April 2000

IZA DP No. 146: Employer Learning and the Returns to Schooling

published in: Labour Economics, 2001, 8 (2), 161-180;
see IZA Reprints 88/01

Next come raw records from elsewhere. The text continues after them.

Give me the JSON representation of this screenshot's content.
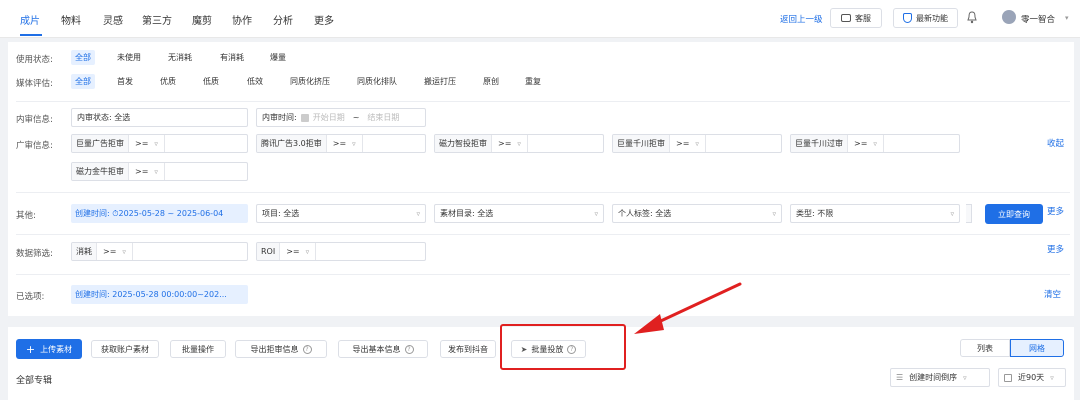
{
  "nav": {
    "tabs": [
      "成片",
      "物料",
      "灵感",
      "第三方",
      "魔剪",
      "协作",
      "分析",
      "更多"
    ],
    "back_label": "返回上一级",
    "service_label": "客服",
    "new_features_label": "最新功能",
    "user_name": "零一智合"
  },
  "filters": {
    "usage": {
      "label": "使用状态:",
      "options": [
        "全部",
        "未使用",
        "无消耗",
        "有消耗",
        "爆量"
      ]
    },
    "media": {
      "label": "媒体评估:",
      "options": [
        "全部",
        "首发",
        "优质",
        "低质",
        "低效",
        "同质化挤压",
        "同质化排队",
        "搬运打压",
        "原创",
        "重复"
      ]
    },
    "internal": {
      "label": "内审信息:",
      "status": "内审状态: 全选",
      "time_label": "内审时间:",
      "start_placeholder": "开始日期",
      "sep": "~",
      "end_placeholder": "结束日期"
    },
    "ad": {
      "label": "广审信息:",
      "items": [
        "巨量广告拒审",
        "腾讯广告3.0拒审",
        "磁力智投拒审",
        "巨量千川拒审",
        "巨量千川过审",
        "磁力金牛拒审"
      ],
      "op": ">=",
      "collapse_label": "收起"
    },
    "other": {
      "label": "其他:",
      "created": "创建时间: ⏱2025-05-28 ~ 2025-06-04",
      "project": "项目: 全选",
      "catalog": "素材目录: 全选",
      "personal_tag": "个人标签: 全选",
      "type": "类型: 不限",
      "query_label": "立即查询",
      "more_label": "更多"
    },
    "data": {
      "label": "数据筛选:",
      "items": [
        "消耗",
        "ROI"
      ],
      "op": ">=",
      "more_label": "更多"
    },
    "selected": {
      "label": "已选项:",
      "chip": "创建时间: 2025-05-28 00:00:00~202...",
      "clear_label": "清空"
    }
  },
  "toolbar": {
    "upload_label": "上传素材",
    "fetch_label": "获取账户素材",
    "batch_label": "批量操作",
    "export_reject_label": "导出拒审信息",
    "export_basic_label": "导出基本信息",
    "publish_douyin_label": "发布到抖音",
    "batch_deliver_label": "批量投放",
    "view_list_label": "列表",
    "view_grid_label": "网格"
  },
  "footer": {
    "album_label": "全部专辑",
    "sort_label": "创建时间倒序",
    "range_label": "近90天"
  },
  "annotation_color": "#e02020",
  "accent_color": "#1f6fe6"
}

We examine the dynamic role of education and experience as determinants of wages. It is hypothesized that an employee’s education is an important signal to the employer initially. Over time, the returns to schooling should decrease with labor market experience and increase with initially unobserved ability, since the employer gradually obtains better information on the productivity of an employee. Replicating US studies using data from a large German panel data set (GSOEP), we find no evidence for the employer learning hypothesis for Germany. Differentiating blue-collar and white-collar workers and estimating quantile regressions, however, leads to the conclusion that employer learning takes place for blue-collar workers at the lower end of the wage distribution. We further show, that information on the productivity of an employee is to a large extend private.